New Kamisama Club: “Submarine”

Kamisama Club turn the uncomfortable into joy on “Submarine.” The duo have always been pop fiddlers, creating bouncy numbers out of weirder sounds, but here’s the first time where they really pull off a whirlwind rush of sounds that borders on collapse…but just holds together to be among the year’s most fidgety joys. An instructional-tape-ready voice welcomes us into this world, and then everything gets elastic as the vocals enter in. Then its really off — the singing gets wild, the music collapses, lip noises creep in, it goes through this jaunty section where they show off their neo-Shibuya-kei leanings (and a little De De Mouse, for good measure), and that’s just glancing over it. None of this should gel, but Kamisama Club make it stick just right, and it’s one of their strongest efforts to date. Listen above.
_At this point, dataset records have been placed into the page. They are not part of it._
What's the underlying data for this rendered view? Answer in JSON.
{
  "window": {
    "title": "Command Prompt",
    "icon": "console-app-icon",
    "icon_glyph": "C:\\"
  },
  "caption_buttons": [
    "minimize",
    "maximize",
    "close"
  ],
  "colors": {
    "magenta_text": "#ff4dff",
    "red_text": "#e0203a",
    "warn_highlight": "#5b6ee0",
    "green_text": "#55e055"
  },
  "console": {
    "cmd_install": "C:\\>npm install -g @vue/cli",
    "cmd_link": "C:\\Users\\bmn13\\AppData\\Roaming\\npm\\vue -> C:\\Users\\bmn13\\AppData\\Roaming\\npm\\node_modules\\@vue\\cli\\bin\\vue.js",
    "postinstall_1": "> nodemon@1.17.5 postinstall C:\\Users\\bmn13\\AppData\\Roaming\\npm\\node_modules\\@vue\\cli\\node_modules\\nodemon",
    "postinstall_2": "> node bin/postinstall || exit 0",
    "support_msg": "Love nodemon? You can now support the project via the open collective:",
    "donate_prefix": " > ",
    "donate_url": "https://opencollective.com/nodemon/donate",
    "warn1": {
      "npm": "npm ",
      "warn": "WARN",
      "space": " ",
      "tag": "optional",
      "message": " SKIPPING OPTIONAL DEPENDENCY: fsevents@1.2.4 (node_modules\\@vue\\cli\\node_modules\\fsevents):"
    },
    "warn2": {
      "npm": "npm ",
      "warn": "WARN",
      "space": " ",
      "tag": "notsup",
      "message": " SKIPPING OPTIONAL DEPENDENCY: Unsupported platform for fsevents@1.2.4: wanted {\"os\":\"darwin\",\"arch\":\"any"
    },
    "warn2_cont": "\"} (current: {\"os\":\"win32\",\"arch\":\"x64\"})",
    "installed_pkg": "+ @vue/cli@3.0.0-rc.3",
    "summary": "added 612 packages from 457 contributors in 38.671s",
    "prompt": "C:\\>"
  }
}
New Kaine Dot Co: “☁”

Been a second since writing about the hazy indie rap scene starting to emerge (or at least become more clear) in Japan, but that’s more because the artists in it are branching out to platforms not as friendly towards our brand of blogging. If you have access to a streaming music site, go seek out Sleet Mage’s newest number “Changes,” boasting a beat making me all wet-eyed thinking about American Football, and featuring a typically emotional performance from Sleet Mage himself. For everyone else, spend some time with Kaine Dot Co’s “☁,” a number floating in the same blunted-out zone as “Sleepy Trippie Mage,” but rather than being the perfect personification of “anime girl sighing on loop,” Kaine Dot Co flows through it in a more sturdy manner, laid-back bordering on monotone but exuding enough confidence over the dreaminess around them. And it hits on what I like so much about this corner of Japanese rap — besides being more melodic, it is also in no rush to prove anything, but rather content to do its thing. Listen above.

New Mecanika: Newtone

Here’s a nice case of a circle coming together. The past two years have made it clear that a new generation of artists are coming up in Japan’s electronic underground, and that they appear to have spent at least some time digging into Maltine Record’s catalog (not to mention tofubeat’s work). So Mecanika putting out an EP via the netlabel is a nice development — not the first time an artist inspired by the label in question released via them too, but still a fun development. Newtone gathers three songs from the young artist, showcasing their laid-back approach to dance-pop. Unlike Mom, Native Rapper or Lulu — artists who I’d put in the same general category — Mecanika excels at blending into his music. The title track is an easy-going keyboard number backed by a nuts-and-bolts beat, and it elevates up when Mecanika’s voice comes in. It swoops along with the song, more an instrument mixing well than a wildcard element (Mom’s Baby Like A Paperdriver comes to mind there). “Beton” picks up the energy a touch, while “18” finds Mecanika inching towards something easier to call pop (while still flexing clever production details — I’d be happy to hear an instrumental, to really soak in all the details), and in either mode the vocals line up just right. Get it here, or listen above.

Venture Deep: Hypnotic Inc.’s “Cheap Flutes”

Everything seems normal enough at first — a side-to-side beat backed by a little extra percussion, slowly gaining new elements as it motors on. So far, so normal for project Hypnotic Inc.’s “Cheap Flutes.” But then the synthesizer creeps in, and then the songs shifts to something more unnerving. An ominous cloud of noise hangs over the beat, and the edges warp. Everything becomes off-balance, and it gets all the better as a result. Listen above.